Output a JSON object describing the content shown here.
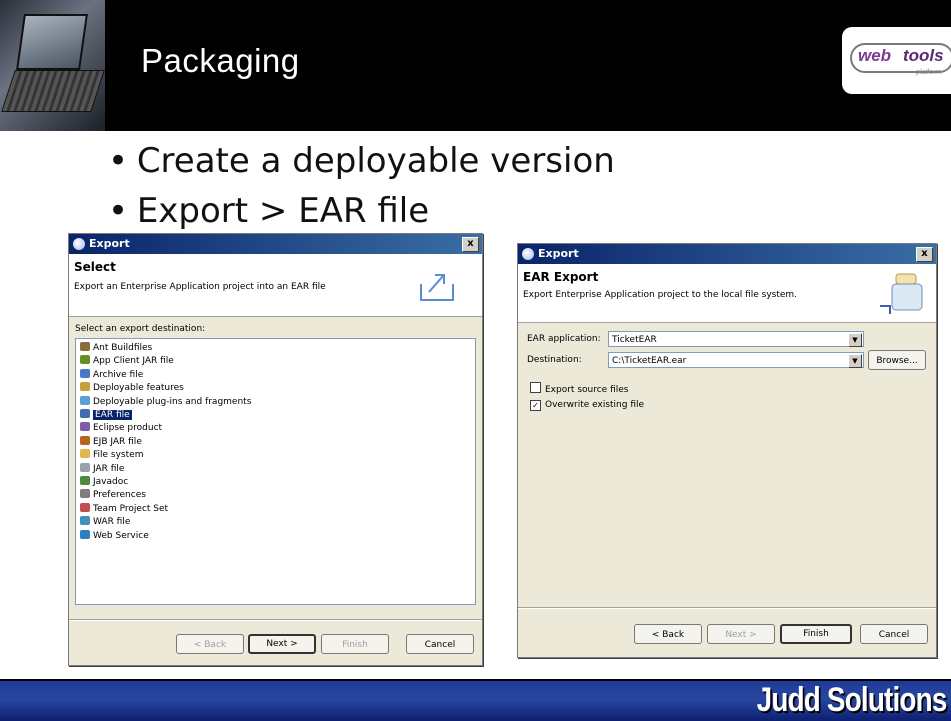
{
  "slide": {
    "title": "Packaging",
    "logo": {
      "part1": "web",
      "part2": "tools",
      "tagline": "platform"
    },
    "bullets": [
      "Create a deployable version",
      "Export > EAR file"
    ],
    "footer_brand": "Judd Solutions"
  },
  "dialog_left": {
    "title": "Export",
    "close": "x",
    "banner_title": "Select",
    "banner_desc": "Export an Enterprise Application project into an EAR file",
    "list_label": "Select an export destination:",
    "items": [
      {
        "label": "Ant Buildfiles",
        "icon": "ant-icon",
        "color": "#8a6d3b"
      },
      {
        "label": "App Client JAR file",
        "icon": "app-client-jar-icon",
        "color": "#6b8e23"
      },
      {
        "label": "Archive file",
        "icon": "archive-icon",
        "color": "#4a78c2"
      },
      {
        "label": "Deployable features",
        "icon": "feature-icon",
        "color": "#c7a23a"
      },
      {
        "label": "Deployable plug-ins and fragments",
        "icon": "plugin-icon",
        "color": "#5aa0d6"
      },
      {
        "label": "EAR file",
        "icon": "ear-icon",
        "color": "#3d6db5"
      },
      {
        "label": "Eclipse product",
        "icon": "product-icon",
        "color": "#7b5ea7"
      },
      {
        "label": "EJB JAR file",
        "icon": "ejb-icon",
        "color": "#b5651d"
      },
      {
        "label": "File system",
        "icon": "folder-icon",
        "color": "#e0b84a"
      },
      {
        "label": "JAR file",
        "icon": "jar-icon",
        "color": "#9aa3ad"
      },
      {
        "label": "Javadoc",
        "icon": "javadoc-icon",
        "color": "#4d8a3f"
      },
      {
        "label": "Preferences",
        "icon": "preferences-icon",
        "color": "#7d7d7d"
      },
      {
        "label": "Team Project Set",
        "icon": "team-icon",
        "color": "#c0504d"
      },
      {
        "label": "WAR file",
        "icon": "war-icon",
        "color": "#3f8fbf"
      },
      {
        "label": "Web Service",
        "icon": "web-service-icon",
        "color": "#2f7fbf"
      }
    ],
    "selected_index": 5,
    "buttons": {
      "back": "< Back",
      "next": "Next >",
      "finish": "Finish",
      "cancel": "Cancel"
    }
  },
  "dialog_right": {
    "title": "Export",
    "close": "x",
    "banner_title": "EAR Export",
    "banner_desc": "Export Enterprise Application project to the local file system.",
    "ear_app_label": "EAR application:",
    "ear_app_value": "TicketEAR",
    "dest_label": "Destination:",
    "dest_value": "C:\\TicketEAR.ear",
    "browse": "Browse...",
    "export_source_label": "Export source files",
    "export_source_checked": false,
    "overwrite_label": "Overwrite existing file",
    "overwrite_checked": true,
    "buttons": {
      "back": "< Back",
      "next": "Next >",
      "finish": "Finish",
      "cancel": "Cancel"
    }
  },
  "colors": {
    "title_bar": "#0a246a",
    "selection": "#0a246a",
    "footer": "#1f3a9a"
  }
}
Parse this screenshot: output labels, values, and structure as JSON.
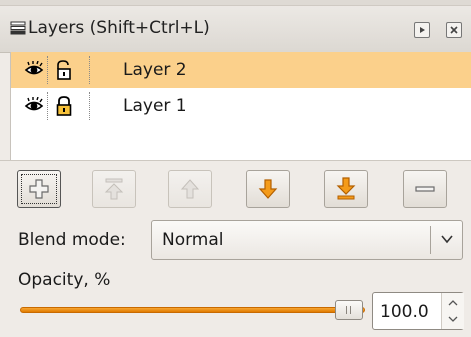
{
  "panel": {
    "title": "Layers (Shift+Ctrl+L)",
    "title_icon": "layers-stack-icon",
    "buttons": [
      {
        "name": "dock-toggle",
        "icon": "play-box-icon"
      },
      {
        "name": "close",
        "icon": "close-box-icon"
      }
    ]
  },
  "layers": [
    {
      "name": "Layer 2",
      "visible": true,
      "locked": false,
      "selected": true
    },
    {
      "name": "Layer 1",
      "visible": true,
      "locked": true,
      "selected": false
    }
  ],
  "toolbar": [
    {
      "id": "add-layer",
      "icon": "plus-icon",
      "enabled": true
    },
    {
      "id": "raise-to-top",
      "icon": "arrow-up-to-top-icon",
      "enabled": false
    },
    {
      "id": "raise-layer",
      "icon": "arrow-up-icon",
      "enabled": false
    },
    {
      "id": "lower-layer",
      "icon": "arrow-down-icon",
      "enabled": true
    },
    {
      "id": "lower-to-bottom",
      "icon": "arrow-down-to-bottom-icon",
      "enabled": true
    },
    {
      "id": "delete-layer",
      "icon": "minus-icon",
      "enabled": true
    }
  ],
  "blend": {
    "label": "Blend mode:",
    "value": "Normal"
  },
  "opacity": {
    "label": "Opacity, %",
    "value": "100.0",
    "fraction": 1.0
  },
  "colors": {
    "selection": "#fbd08b",
    "accent_orange": "#f49b1a",
    "panel_bg": "#efebe7"
  }
}
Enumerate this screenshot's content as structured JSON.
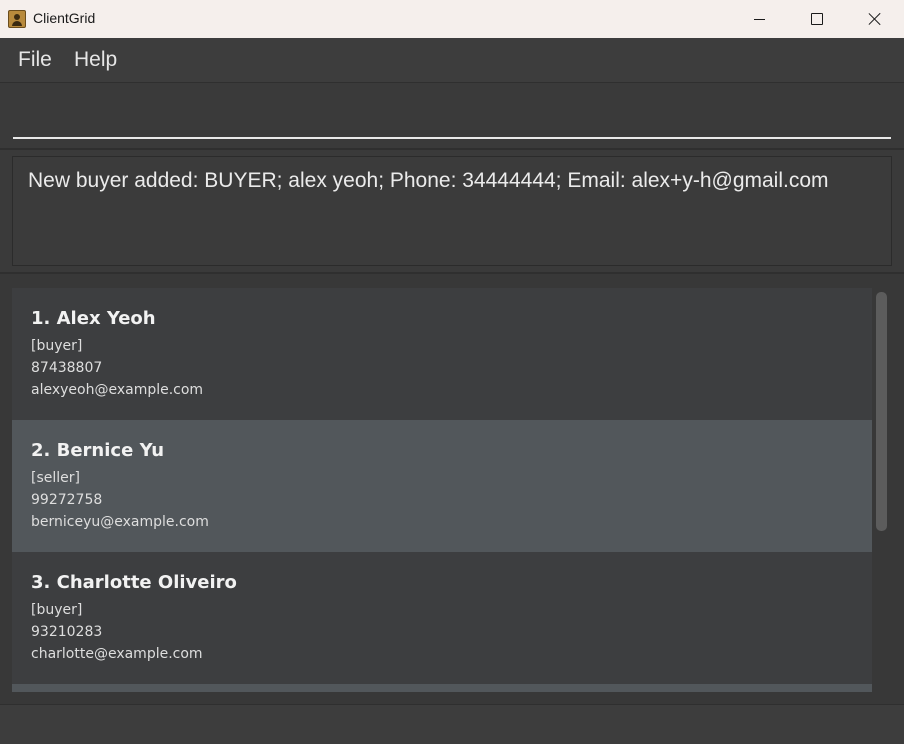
{
  "window": {
    "title": "ClientGrid",
    "icon": "contact-card-icon",
    "controls": [
      "minimize-icon",
      "maximize-icon",
      "close-icon"
    ]
  },
  "menu": {
    "file_label": "File",
    "help_label": "Help"
  },
  "command": {
    "value": "",
    "placeholder": ""
  },
  "result": {
    "message": "New buyer added: BUYER; alex yeoh; Phone: 34444444; Email: alex+y-h@gmail.com"
  },
  "clients": [
    {
      "name": "1. Alex Yeoh",
      "tag": "[buyer]",
      "phone": "87438807",
      "email": "alexyeoh@example.com",
      "selected": false
    },
    {
      "name": "2. Bernice Yu",
      "tag": "[seller]",
      "phone": "99272758",
      "email": "berniceyu@example.com",
      "selected": true
    },
    {
      "name": "3. Charlotte Oliveiro",
      "tag": "[buyer]",
      "phone": "93210283",
      "email": "charlotte@example.com",
      "selected": false
    }
  ],
  "colors": {
    "background": "#3a3a3a",
    "card": "#3d3e40",
    "card_selected": "#52575b",
    "titlebar": "#f5efec",
    "text": "#ebebeb"
  }
}
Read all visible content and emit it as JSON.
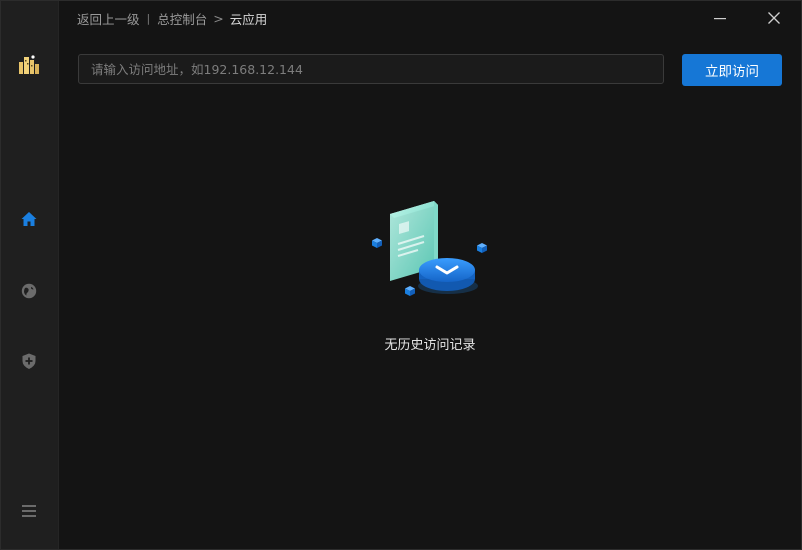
{
  "breadcrumb": {
    "back_label": "返回上一级",
    "separator": "|",
    "parent_label": "总控制台",
    "arrow": ">",
    "current_label": "云应用"
  },
  "window_controls": {
    "minimize_icon": "minimize-icon",
    "close_icon": "close-icon"
  },
  "search": {
    "placeholder": "请输入访问地址，如192.168.12.144",
    "value": ""
  },
  "visit_button": {
    "label": "立即访问"
  },
  "empty_state": {
    "message": "无历史访问记录",
    "illustration": "empty-history-illustration"
  },
  "sidebar": {
    "items": [
      {
        "icon": "app-logo-icon",
        "active": false
      },
      {
        "icon": "home-icon",
        "active": true
      },
      {
        "icon": "globe-icon",
        "active": false
      },
      {
        "icon": "shield-plus-icon",
        "active": false
      },
      {
        "icon": "menu-icon",
        "active": false
      }
    ]
  },
  "colors": {
    "accent": "#1677d6",
    "background": "#141414",
    "sidebar": "#1f1f1f",
    "active_icon": "#1a7fe0",
    "inactive_icon": "#6b6b6b"
  }
}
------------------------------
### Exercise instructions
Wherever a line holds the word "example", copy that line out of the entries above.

### The answer
      "email": "alexyeoh@example.com",
      "email": "berniceyu@example.com",
      "email": "charlotte@example.com",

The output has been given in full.